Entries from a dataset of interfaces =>
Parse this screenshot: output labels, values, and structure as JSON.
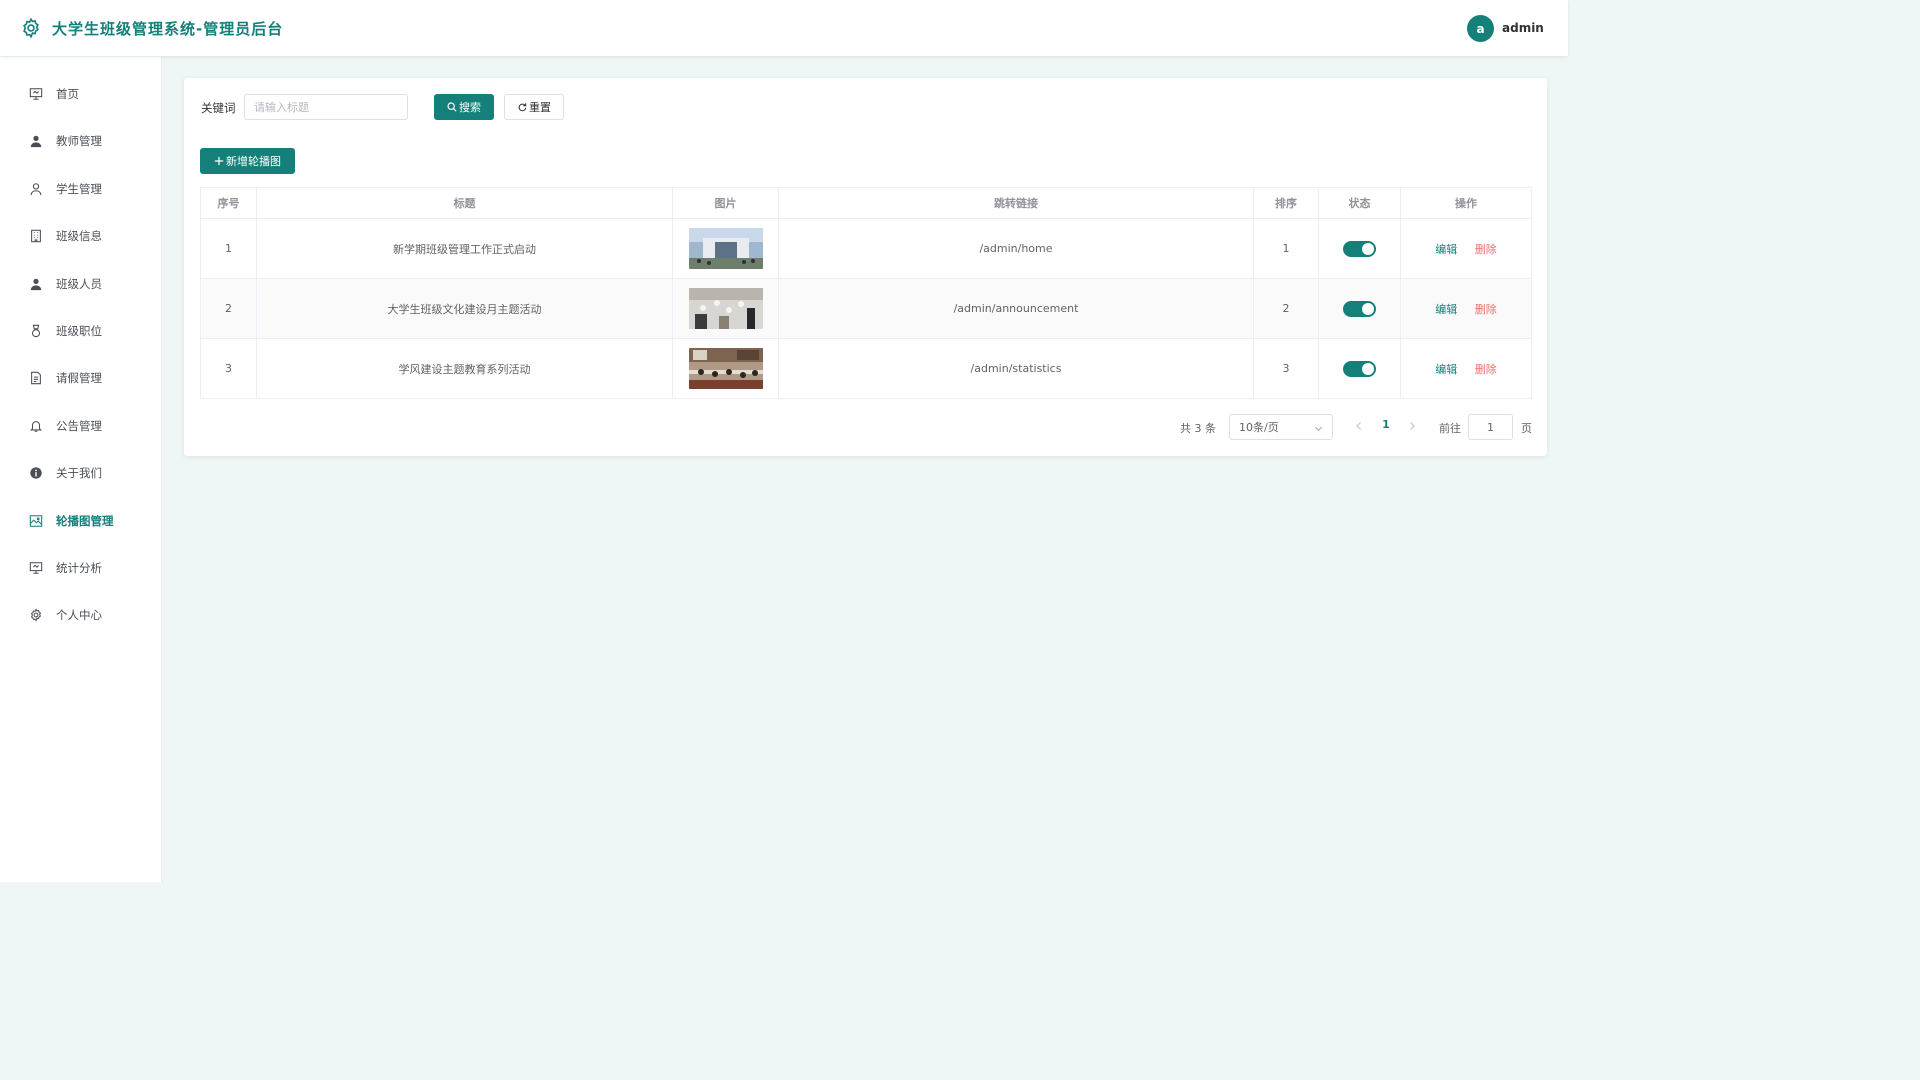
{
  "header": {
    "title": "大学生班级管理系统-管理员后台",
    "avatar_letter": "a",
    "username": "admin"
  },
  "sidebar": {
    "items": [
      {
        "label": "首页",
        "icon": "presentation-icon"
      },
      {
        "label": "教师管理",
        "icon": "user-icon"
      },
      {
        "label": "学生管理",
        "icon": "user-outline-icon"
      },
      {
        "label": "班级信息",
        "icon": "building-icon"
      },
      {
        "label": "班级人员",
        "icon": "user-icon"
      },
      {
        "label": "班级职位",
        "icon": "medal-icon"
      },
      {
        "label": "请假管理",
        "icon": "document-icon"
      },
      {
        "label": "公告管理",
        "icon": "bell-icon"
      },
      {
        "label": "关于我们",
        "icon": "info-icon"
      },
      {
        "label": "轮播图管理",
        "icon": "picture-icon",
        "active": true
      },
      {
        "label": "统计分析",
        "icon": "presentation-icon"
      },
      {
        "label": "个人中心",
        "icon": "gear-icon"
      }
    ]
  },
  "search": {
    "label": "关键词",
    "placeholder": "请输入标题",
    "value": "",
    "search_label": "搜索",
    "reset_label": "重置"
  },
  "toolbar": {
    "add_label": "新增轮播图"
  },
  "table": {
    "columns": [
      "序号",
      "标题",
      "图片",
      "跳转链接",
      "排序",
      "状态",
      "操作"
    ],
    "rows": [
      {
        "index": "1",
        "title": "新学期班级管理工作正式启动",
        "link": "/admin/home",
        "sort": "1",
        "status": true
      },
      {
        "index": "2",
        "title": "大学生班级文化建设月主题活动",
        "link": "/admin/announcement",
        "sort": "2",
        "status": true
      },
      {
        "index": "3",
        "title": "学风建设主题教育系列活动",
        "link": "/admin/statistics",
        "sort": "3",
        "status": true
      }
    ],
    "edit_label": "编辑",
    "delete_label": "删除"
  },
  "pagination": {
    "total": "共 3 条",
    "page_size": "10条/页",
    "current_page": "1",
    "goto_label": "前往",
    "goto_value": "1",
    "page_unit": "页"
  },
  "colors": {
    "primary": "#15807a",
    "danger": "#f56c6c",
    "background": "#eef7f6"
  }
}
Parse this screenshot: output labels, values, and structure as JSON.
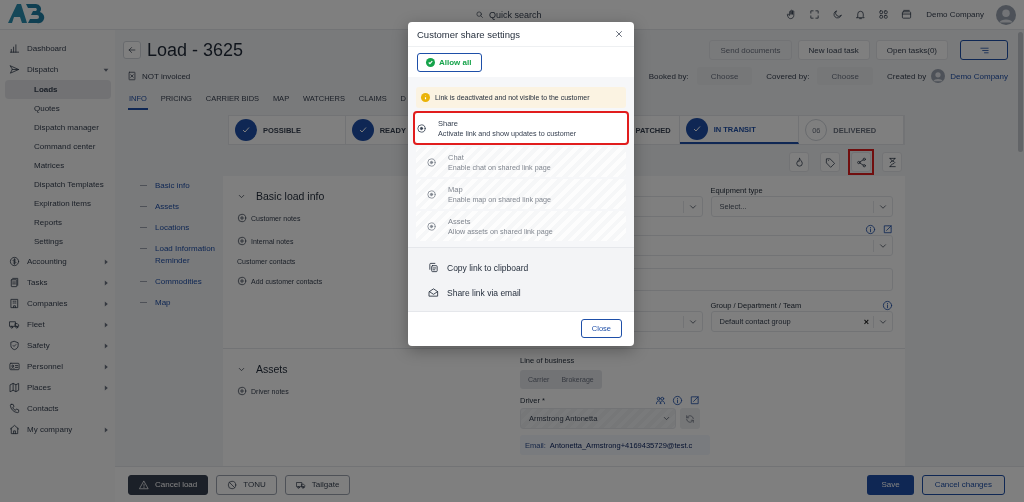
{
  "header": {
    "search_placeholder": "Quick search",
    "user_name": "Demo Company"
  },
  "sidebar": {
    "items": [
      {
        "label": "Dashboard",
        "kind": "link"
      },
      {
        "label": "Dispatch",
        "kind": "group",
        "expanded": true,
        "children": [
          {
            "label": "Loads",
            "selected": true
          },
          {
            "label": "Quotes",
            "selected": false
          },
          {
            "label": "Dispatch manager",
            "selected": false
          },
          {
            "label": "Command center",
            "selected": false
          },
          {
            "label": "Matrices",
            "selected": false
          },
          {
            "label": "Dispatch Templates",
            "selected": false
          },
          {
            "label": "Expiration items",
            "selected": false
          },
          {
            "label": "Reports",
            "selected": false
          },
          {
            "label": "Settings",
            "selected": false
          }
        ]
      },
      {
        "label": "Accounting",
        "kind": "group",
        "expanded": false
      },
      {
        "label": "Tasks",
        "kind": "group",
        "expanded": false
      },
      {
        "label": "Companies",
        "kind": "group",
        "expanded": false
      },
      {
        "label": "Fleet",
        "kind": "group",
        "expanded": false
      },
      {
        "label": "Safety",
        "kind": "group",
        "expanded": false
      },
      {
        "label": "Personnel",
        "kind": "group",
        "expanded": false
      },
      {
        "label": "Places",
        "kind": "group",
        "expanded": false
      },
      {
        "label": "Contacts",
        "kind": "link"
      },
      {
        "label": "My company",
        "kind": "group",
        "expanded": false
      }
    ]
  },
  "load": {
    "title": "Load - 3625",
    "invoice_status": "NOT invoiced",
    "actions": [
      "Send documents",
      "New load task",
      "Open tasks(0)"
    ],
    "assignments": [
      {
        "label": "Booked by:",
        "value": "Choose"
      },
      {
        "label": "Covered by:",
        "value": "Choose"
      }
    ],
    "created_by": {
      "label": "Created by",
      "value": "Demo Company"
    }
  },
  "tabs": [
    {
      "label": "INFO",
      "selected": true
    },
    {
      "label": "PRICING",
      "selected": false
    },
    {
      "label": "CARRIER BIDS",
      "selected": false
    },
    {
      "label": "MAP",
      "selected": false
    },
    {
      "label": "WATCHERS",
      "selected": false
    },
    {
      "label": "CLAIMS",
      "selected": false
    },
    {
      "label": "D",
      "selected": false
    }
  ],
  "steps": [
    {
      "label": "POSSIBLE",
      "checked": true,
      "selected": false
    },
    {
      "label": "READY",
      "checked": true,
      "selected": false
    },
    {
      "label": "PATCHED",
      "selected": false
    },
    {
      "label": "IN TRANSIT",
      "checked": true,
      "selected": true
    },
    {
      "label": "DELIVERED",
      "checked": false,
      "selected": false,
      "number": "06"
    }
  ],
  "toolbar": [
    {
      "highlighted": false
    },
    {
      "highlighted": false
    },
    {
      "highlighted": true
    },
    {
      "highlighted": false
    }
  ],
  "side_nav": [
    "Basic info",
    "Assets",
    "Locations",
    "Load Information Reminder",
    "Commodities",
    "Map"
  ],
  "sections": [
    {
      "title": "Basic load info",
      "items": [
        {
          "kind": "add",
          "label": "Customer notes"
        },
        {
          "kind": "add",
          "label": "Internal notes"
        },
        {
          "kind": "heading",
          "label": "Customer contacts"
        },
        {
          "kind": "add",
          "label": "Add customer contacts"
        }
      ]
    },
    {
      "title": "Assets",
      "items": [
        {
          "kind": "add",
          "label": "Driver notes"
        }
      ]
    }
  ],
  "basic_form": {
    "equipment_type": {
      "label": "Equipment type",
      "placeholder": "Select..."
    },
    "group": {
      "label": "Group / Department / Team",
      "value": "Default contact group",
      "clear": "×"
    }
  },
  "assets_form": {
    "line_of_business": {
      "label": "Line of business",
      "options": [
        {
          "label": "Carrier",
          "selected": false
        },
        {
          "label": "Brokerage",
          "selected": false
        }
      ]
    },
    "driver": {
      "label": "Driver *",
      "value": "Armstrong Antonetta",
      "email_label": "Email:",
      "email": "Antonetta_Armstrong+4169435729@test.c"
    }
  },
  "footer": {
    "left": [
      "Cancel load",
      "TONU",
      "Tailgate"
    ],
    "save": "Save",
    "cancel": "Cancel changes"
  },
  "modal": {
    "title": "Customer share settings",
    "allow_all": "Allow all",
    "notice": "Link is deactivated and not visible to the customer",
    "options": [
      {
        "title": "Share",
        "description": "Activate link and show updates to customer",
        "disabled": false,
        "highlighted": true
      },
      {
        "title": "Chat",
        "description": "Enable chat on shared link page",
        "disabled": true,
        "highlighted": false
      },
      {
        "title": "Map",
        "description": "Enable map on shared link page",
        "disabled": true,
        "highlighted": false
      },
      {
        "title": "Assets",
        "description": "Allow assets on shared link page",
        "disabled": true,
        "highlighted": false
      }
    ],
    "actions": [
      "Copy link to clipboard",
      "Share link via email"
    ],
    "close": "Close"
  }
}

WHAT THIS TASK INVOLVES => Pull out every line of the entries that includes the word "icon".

RESULT OF THIS TASK =>
        "icon": "presentation-icon"
        "icon": "user-icon"
        "icon": "user-outline-icon"
        "icon": "building-icon"
        "icon": "user-icon"
        "icon": "medal-icon"
        "icon": "document-icon"
        "icon": "bell-icon"
        "icon": "info-icon"
        "icon": "picture-icon",
        "icon": "presentation-icon"
        "icon": "gear-icon"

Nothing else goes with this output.